Posted on: Mar 6, 2013
By Kerry Hyatt Blomquist, 2013 Indianapolis Bar Association President
Flashback: As a young mom living in Boulder, Colo., at the foot of the Flatirons, I would spend every day, all day, with my toddler Mike while his dad worked at the local university. Mike and I were inseparable, backpacking our way around the foothills, experiencing every trail, library, playground, dog (it was BOULDER after all—leashes were unheard of) and museum we could find. I was grateful for the time to be with my son and in retrospect, I enjoyed every single second of it.
In reality however, I went a little screwy at times. I remember vividly calling my husband and reciting the words to the newest Barney song: “I like my head, how about you, it lets me know I’m alive….”
Seriously? For THIS I went to law school?
The point here is that not too long after we arrived, I realized I needed to find some grown-ups with whom to spend a small part of my day, lest I become one of those over-educated and under stimulated moms who tries to teach their baby how to speak French or swim underwater before they can walk.* I was certain it was in my son’s best interest to seek out a peer group that used complete sentences on a regular basis.
Thus was discovered the hippie play group. It was marvelous. I found a group of overeducated, slightly affected young moms who wore shoes made out of hemp, breastfed their children until they walked away, were incredibly well read and volunteered their time (with their babies on their backs) for everything and anything. It was meaningful, relevant and fun. I belonged.
Fast forward to today when spending even a lunch hour away from your desk, laptop, smart phone or iPad seems nearly absurd. When the demands on our time far outweigh the time that we have to give, and when the laser beam focus on our work precludes us from getting out of our heads for even a short period of time to learn, socialize, give back and to just grow. In short, sometimes we need to be with people who speak in complete sentences.
Therein lies the challenge for today’s bar association. The proverbial gauntlet has been thrown. How do we win the race for relevancy? How do we establish that emotional connection that our members need and often seek to get them out of their heads? How do we provide our membership with opportunities to make a positive difference? When time, technology and specialization challenge us to stay engaged, how do we as a bar association stay meaningful, relevant and fun?
Bluntly, this was where the IndyBar shines bright, arguably the brightest in the land. IndyBar staff and leadership work hard to invest your dues in programs, services and initiatives designed to benefit you, and in 2013, the return on your investment has never been higher.
In 2013, you have CLE on your schedule and on your device.
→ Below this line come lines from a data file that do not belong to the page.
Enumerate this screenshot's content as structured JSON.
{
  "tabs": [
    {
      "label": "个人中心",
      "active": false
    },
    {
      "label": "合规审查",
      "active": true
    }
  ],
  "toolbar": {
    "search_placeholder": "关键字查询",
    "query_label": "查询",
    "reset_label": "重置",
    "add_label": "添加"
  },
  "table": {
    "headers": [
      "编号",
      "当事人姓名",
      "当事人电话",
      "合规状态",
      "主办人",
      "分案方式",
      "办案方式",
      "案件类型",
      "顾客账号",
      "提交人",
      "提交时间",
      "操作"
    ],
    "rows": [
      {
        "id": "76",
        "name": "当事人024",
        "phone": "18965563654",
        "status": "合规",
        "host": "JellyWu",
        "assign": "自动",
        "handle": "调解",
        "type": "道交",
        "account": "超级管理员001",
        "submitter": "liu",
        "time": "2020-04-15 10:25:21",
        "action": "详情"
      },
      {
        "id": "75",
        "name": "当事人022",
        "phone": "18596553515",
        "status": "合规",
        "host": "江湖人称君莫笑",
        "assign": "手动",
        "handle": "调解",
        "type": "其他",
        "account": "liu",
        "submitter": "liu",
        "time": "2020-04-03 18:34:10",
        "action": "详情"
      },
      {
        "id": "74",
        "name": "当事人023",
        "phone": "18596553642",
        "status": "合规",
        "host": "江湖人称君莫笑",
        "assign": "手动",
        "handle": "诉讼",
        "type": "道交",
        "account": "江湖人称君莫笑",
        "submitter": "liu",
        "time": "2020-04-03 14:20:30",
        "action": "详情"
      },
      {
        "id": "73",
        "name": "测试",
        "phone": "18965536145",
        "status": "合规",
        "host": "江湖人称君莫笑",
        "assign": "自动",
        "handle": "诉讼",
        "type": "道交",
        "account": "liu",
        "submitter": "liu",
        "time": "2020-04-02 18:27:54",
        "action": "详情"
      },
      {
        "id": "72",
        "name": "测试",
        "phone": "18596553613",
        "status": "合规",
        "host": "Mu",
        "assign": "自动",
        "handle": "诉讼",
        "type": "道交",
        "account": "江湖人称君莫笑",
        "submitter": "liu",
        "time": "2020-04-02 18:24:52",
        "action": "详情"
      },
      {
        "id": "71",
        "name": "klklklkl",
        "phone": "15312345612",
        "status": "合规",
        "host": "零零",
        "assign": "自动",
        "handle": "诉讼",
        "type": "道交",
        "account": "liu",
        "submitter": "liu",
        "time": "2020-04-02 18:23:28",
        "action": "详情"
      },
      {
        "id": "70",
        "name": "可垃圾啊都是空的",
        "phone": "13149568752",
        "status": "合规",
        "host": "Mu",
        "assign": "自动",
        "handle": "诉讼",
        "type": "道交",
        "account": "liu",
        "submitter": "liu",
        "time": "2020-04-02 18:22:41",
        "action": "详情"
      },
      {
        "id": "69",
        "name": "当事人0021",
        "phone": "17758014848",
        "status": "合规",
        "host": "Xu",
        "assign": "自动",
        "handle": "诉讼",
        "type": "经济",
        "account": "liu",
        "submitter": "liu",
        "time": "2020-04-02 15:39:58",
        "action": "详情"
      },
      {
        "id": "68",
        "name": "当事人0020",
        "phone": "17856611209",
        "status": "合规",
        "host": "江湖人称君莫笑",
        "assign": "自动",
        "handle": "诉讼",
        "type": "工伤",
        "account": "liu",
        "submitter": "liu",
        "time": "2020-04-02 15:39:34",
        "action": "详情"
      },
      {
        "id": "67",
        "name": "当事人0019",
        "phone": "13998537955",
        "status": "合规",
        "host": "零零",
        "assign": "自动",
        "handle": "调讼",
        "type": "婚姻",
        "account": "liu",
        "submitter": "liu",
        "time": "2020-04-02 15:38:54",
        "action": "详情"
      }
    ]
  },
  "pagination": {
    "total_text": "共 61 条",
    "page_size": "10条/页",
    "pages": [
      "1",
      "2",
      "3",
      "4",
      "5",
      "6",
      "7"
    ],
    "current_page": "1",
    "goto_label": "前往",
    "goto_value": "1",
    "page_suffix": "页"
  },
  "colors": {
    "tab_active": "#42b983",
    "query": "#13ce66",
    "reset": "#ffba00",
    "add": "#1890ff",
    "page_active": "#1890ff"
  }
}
Online CLE is just days from launching, giving you access to content from your desktop, laptop, iPad or smartphone with the click of a button, all when YOU have the time. CLE during soccer practice? That is meaningful.
Expanded investment in your business success: The Lawyer Referral Service and IndyLawyerFinder.com bring clients to you and are available ONLY to IndyBar members. IndyBar is committed to growing your practice and to your success as a professional, in the most time efficient way possible. That is meaningful.
IndyBar has gone mobile! 2013 has brought even more website development, including a new mobile-optimized site for registering for programs or accessing the member directory on the go. Plus, we’re developing tools that allow you to customize exactly what and how you receive information that matters to you and your practice and updates from the bar. That is relevance.
Pro bono and mentoring opportunities abound no matter what your practice area or interest. IndyBar is collaborating with organizations like Heartland Pro Bono Council and Shortridge Legal Magnet High School to provide expanded opportunities to give back. That is meaningful.
We are gearing up for favorites like the 20th Annual Bench Bar Conference in Louisville in June and the revamped quarterly Meetings of Members with “Jim Voyles approved” speakers — these are things that are designed to get us out of our offices and classrooms and remind us why we love to be with our colleagues. That is fun.
Membership to any organization only has value if members take the time to use it. That is why we are always evolving to meet the changing needs of our members. Our timeless goal is to keep this dialogue moving forward. Double check to make sure you have renewed for 2013, and if you haven’t, why not? Tell us what you need. How can we continue to excel? Because when you have excellence in your organization, membership is a given.
* I have no illusions. This is a high functioning readership. I am sure some of you have bred French speaking champion swimmers or the equivalent. Call me. I have a lot of these columns to write.